### YOUR TASK
Your task is to write out all of the records once more, exactly.
━━━━━━━━
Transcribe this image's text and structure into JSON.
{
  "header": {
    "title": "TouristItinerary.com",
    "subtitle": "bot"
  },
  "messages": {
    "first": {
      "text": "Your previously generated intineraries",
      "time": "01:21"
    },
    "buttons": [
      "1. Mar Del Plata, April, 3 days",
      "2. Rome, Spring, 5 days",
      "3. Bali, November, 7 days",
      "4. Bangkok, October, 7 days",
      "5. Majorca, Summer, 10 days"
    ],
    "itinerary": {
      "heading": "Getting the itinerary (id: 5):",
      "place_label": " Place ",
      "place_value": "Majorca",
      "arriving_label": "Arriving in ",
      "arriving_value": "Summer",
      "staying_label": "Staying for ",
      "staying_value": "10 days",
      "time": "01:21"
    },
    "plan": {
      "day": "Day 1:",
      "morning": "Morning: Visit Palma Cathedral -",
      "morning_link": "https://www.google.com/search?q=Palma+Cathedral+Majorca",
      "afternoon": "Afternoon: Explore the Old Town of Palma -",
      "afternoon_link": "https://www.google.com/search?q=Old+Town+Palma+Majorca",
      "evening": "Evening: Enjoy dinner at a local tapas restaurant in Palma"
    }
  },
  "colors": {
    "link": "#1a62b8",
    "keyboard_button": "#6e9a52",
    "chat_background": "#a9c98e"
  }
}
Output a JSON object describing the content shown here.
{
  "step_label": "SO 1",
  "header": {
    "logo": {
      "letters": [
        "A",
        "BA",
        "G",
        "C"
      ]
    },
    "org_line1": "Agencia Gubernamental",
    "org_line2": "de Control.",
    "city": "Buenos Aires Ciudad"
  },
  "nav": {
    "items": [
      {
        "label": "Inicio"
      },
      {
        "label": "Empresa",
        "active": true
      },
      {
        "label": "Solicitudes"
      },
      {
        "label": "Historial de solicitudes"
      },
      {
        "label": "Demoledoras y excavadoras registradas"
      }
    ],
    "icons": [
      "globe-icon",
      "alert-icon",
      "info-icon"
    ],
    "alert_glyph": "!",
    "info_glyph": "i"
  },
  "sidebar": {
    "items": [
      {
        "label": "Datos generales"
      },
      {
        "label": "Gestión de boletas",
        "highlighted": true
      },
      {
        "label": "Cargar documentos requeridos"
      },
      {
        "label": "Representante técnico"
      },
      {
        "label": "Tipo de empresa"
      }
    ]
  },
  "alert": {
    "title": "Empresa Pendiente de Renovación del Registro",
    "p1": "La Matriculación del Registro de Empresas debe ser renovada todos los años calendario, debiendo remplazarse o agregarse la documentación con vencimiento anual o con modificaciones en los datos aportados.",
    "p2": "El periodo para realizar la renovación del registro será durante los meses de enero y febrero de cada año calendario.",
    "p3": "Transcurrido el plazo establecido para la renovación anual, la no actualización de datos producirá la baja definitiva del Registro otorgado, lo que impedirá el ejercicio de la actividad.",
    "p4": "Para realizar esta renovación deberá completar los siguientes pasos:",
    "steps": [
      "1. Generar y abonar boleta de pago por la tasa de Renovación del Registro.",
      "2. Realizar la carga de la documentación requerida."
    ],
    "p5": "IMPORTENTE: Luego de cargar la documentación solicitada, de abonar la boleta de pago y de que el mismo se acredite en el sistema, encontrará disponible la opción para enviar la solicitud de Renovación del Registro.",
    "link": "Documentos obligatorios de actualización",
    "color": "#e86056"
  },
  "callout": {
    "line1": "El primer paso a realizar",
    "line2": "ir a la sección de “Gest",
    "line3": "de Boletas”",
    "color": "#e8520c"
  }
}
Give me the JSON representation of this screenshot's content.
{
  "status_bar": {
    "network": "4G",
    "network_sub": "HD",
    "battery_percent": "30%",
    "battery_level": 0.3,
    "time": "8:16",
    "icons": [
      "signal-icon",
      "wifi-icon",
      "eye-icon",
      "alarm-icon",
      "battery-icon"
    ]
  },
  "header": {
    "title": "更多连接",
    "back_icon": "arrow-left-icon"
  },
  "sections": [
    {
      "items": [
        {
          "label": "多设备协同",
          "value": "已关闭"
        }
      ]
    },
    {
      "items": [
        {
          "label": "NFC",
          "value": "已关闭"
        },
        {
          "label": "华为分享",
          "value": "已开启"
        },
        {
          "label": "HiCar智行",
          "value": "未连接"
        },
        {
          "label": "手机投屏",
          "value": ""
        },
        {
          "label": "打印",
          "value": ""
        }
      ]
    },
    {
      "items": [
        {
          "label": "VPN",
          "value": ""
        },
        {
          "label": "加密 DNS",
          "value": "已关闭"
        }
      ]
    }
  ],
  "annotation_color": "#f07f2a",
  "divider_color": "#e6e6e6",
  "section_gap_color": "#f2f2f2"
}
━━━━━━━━
### RESPONSE BOX
Transcribe this image's text and structure into JSON.
{
  "header": {
    "title": "TouristItinerary.com",
    "subtitle": "bot"
  },
  "messages": {
    "first": {
      "text": "Your previously generated intineraries",
      "time": "01:21"
    },
    "buttons": [
      "1. Mar Del Plata, April, 3 days",
      "2. Rome, Spring, 5 days",
      "3. Bali, November, 7 days",
      "4. Bangkok, October, 7 days",
      "5. Majorca, Summer, 10 days"
    ],
    "itinerary": {
      "heading": "Getting the itinerary (id: 5):",
      "place_label": " Place ",
      "place_value": "Majorca",
      "arriving_label": "Arriving in ",
      "arriving_value": "Summer",
      "staying_label": "Staying for ",
      "staying_value": "10 days",
      "time": "01:21"
    },
    "plan": {
      "day": "Day 1:",
      "morning": "Morning: Visit Palma Cathedral -",
      "morning_link": "https://www.google.com/search?q=Palma+Cathedral+Majorca",
      "afternoon": "Afternoon: Explore the Old Town of Palma -",
      "afternoon_link": "https://www.google.com/search?q=Old+Town+Palma+Majorca",
      "evening": "Evening: Enjoy dinner at a local tapas restaurant in Palma"
    }
  },
  "colors": {
    "link": "#1a62b8",
    "keyboard_button": "#6e9a52",
    "chat_background": "#a9c98e"
  }
}
Output a JSON object describing the content shown here.
{
  "step_label": "SO 1",
  "header": {
    "logo": {
      "letters": [
        "A",
        "BA",
        "G",
        "C"
      ]
    },
    "org_line1": "Agencia Gubernamental",
    "org_line2": "de Control.",
    "city": "Buenos Aires Ciudad"
  },
  "nav": {
    "items": [
      {
        "label": "Inicio"
      },
      {
        "label": "Empresa",
        "active": true
      },
      {
        "label": "Solicitudes"
      },
      {
        "label": "Historial de solicitudes"
      },
      {
        "label": "Demoledoras y excavadoras registradas"
      }
    ],
    "icons": [
      "globe-icon",
      "alert-icon",
      "info-icon"
    ],
    "alert_glyph": "!",
    "info_glyph": "i"
  },
  "sidebar": {
    "items": [
      {
        "label": "Datos generales"
      },
      {
        "label": "Gestión de boletas",
        "highlighted": true
      },
      {
        "label": "Cargar documentos requeridos"
      },
      {
        "label": "Representante técnico"
      },
      {
        "label": "Tipo de empresa"
      }
    ]
  },
  "alert": {
    "title": "Empresa Pendiente de Renovación del Registro",
    "p1": "La Matriculación del Registro de Empresas debe ser renovada todos los años calendario, debiendo remplazarse o agregarse la documentación con vencimiento anual o con modificaciones en los datos aportados.",
    "p2": "El periodo para realizar la renovación del registro será durante los meses de enero y febrero de cada año calendario.",
    "p3": "Transcurrido el plazo establecido para la renovación anual, la no actualización de datos producirá la baja definitiva del Registro otorgado, lo que impedirá el ejercicio de la actividad.",
    "p4": "Para realizar esta renovación deberá completar los siguientes pasos:",
    "steps": [
      "1. Generar y abonar boleta de pago por la tasa de Renovación del Registro.",
      "2. Realizar la carga de la documentación requerida."
    ],
    "p5": "IMPORTENTE: Luego de cargar la documentación solicitada, de abonar la boleta de pago y de que el mismo se acredite en el sistema, encontrará disponible la opción para enviar la solicitud de Renovación del Registro.",
    "link": "Documentos obligatorios de actualización",
    "color": "#e86056"
  },
  "callout": {
    "line1": "El primer paso a realizar",
    "line2": "ir a la sección de “Gest",
    "line3": "de Boletas”",
    "color": "#e8520c"
  }
}
Give me the JSON representation of this screenshot's content.
{
  "status_bar": {
    "network": "4G",
    "network_sub": "HD",
    "battery_percent": "30%",
    "battery_level": 0.3,
    "time": "8:16",
    "icons": [
      "signal-icon",
      "wifi-icon",
      "eye-icon",
      "alarm-icon",
      "battery-icon"
    ]
  },
  "header": {
    "title": "更多连接",
    "back_icon": "arrow-left-icon"
  },
  "sections": [
    {
      "items": [
        {
          "label": "多设备协同",
          "value": "已关闭"
        }
      ]
    },
    {
      "items": [
        {
          "label": "NFC",
          "value": "已关闭"
        },
        {
          "label": "华为分享",
          "value": "已开启"
        },
        {
          "label": "HiCar智行",
          "value": "未连接"
        },
        {
          "label": "手机投屏",
          "value": ""
        },
        {
          "label": "打印",
          "value": ""
        }
      ]
    },
    {
      "items": [
        {
          "label": "VPN",
          "value": ""
        },
        {
          "label": "加密 DNS",
          "value": "已关闭"
        }
      ]
    }
  ],
  "annotation_color": "#f07f2a",
  "divider_color": "#e6e6e6",
  "section_gap_color": "#f2f2f2"
}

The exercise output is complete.